I was looking for something along the same lines about the Pilgrims coming in on the Mayflower. Did the women get all gussied up for the three-day feast celebrating along with the Native Americans? How about the men? What about the Wampanoags that celebrated with them for that first Thanksgiving in 1621?
My research did not come anywhere close to healthy skin care or cleanliness. The Pilgrims arriving in America resisted bathing. They reportedly smelled so bad, a surviving member of the Patuxet Nation even tried and failed to convince them to start washing themselves. You did not want to be down-wind of these people. I can just picture the Wampanoags saying stuff like, “Dude, thy smelleth really badith. You need to take your stinky selves to some water now or no more get-togethers.” Or something like that.
Bathing as we know it, was practically non-existent among western Europeans until the later part of the 18th century.
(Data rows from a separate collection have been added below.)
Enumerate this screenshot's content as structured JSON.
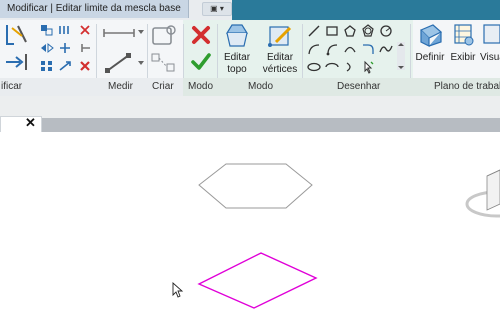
{
  "window": {
    "title": "Modificar | Editar limite da mescla base"
  },
  "ribbon": {
    "panels": {
      "modify": "ificar",
      "measure": "Medir",
      "create": "Criar",
      "mode1": "Modo",
      "mode2": "Modo",
      "draw": "Desenhar",
      "work_plane": "Plano de trabal"
    },
    "buttons": {
      "edit_top": [
        "Editar",
        "topo"
      ],
      "edit_vertices": [
        "Editar",
        "vértices"
      ],
      "define": "Definir",
      "show": "Exibir",
      "viewer": "Visua"
    }
  },
  "document": {
    "close_glyph": "✕"
  },
  "colors": {
    "accent": "#2a7a9a",
    "sketch": "#e000d8",
    "finish": "#2e9d2e",
    "cancel": "#d32f2f"
  }
}
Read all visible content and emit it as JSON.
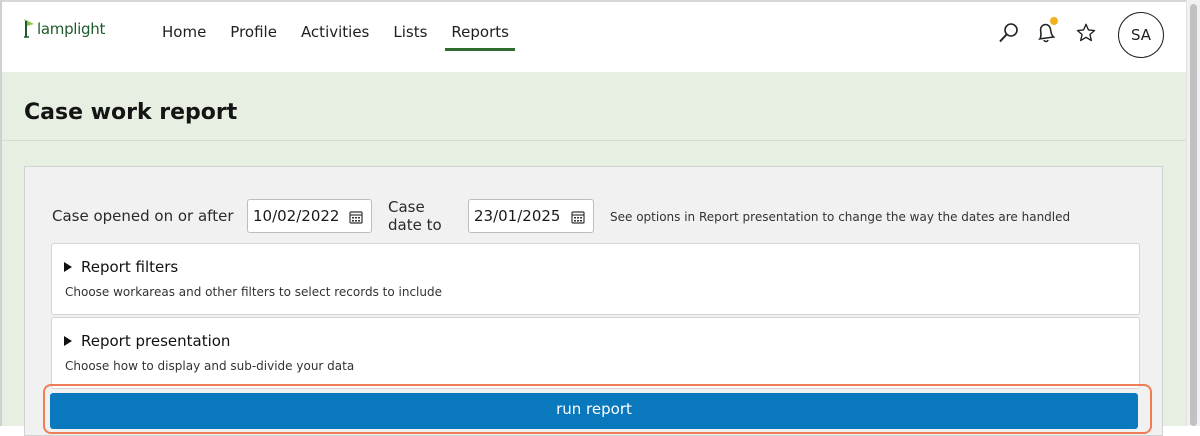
{
  "app": {
    "logo_text": "lamplight",
    "brand_color": "#1e5b2c"
  },
  "nav": {
    "items": [
      {
        "label": "Home",
        "active": false
      },
      {
        "label": "Profile",
        "active": false
      },
      {
        "label": "Activities",
        "active": false
      },
      {
        "label": "Lists",
        "active": false
      },
      {
        "label": "Reports",
        "active": true
      }
    ]
  },
  "header": {
    "icons": [
      "search-icon",
      "bell-icon",
      "star-icon"
    ],
    "notification_dot_color": "#f2b01e",
    "avatar_initials": "SA"
  },
  "page": {
    "title": "Case work report",
    "background_color": "#e6efe2"
  },
  "form": {
    "opened_label": "Case opened on or after",
    "opened_value": "10/02/2022",
    "date_to_label_line1": "Case",
    "date_to_label_line2": "date to",
    "date_to_value": "23/01/2025",
    "hint": "See options in Report presentation to change the way the dates are handled"
  },
  "sections": [
    {
      "title": "Report filters",
      "description": "Choose workareas and other filters to select records to include"
    },
    {
      "title": "Report presentation",
      "description": "Choose how to display and sub-divide your data"
    }
  ],
  "run_button": {
    "label": "run report",
    "color": "#0a78bd",
    "highlight_color": "#ef7d55"
  }
}
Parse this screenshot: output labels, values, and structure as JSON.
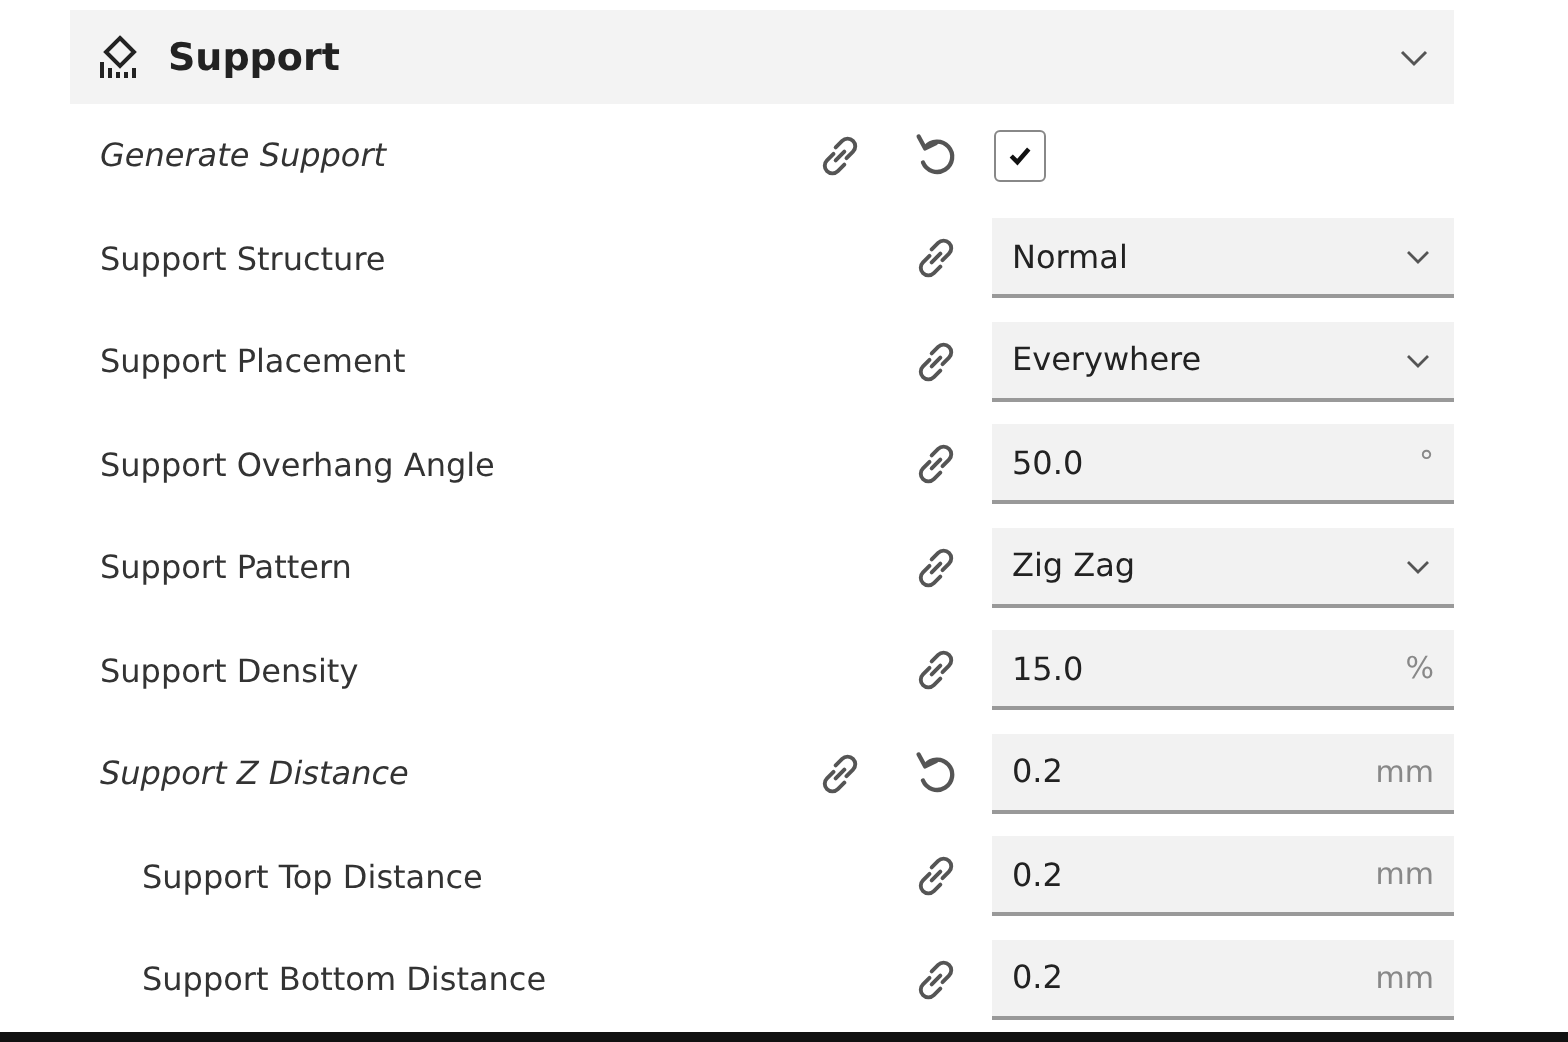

They just didn’t associate the concept of water with being clean. They felt submerging their whole body in water was unhealthy, and removing their clothes was immodest. So, if water wasn’t the answer to cleanliness, what was?
The Invention of Underwear
According to Peter Ward, a professor emeritus of history at the University of British Columbia, “Cleanliness, to the extent people thought about it in the 17th century, had a great influence on what we now call underwear. The linen underwear that they wore under their clothes was thought to be a cleaning agent which kept the bodies’ impurities, dirt and sweat, etc. on the linen.
Colonists kept themselves “clean” by changing their white linens under their clothes. They thought the cleaner and whiter the linens, the cleaner the person. To prove their cleanliness to others, a bit of their white collar could be seen to show others how clean and morally pure they were. It also forced them to clean their underwear about every three days when the dirt would start showing.
As for that first Thanksgiving, due to the diseases caused from their filth, and cold weather, only four or five women out of 19 survived the trip. The meal was made by the men, and they did not serve turkey! Because of the daily bathing and good grooming of the Native Americans, they weren’t only repulsed by horrific body odor, but the colonists’ lack of hygiene passed along microbes to which Native Americans had no prior exposure, and therefore no immunity.
So, what’s my advice this Thanksgiving? If you don’t choose to bathe, at least wear clean underwear.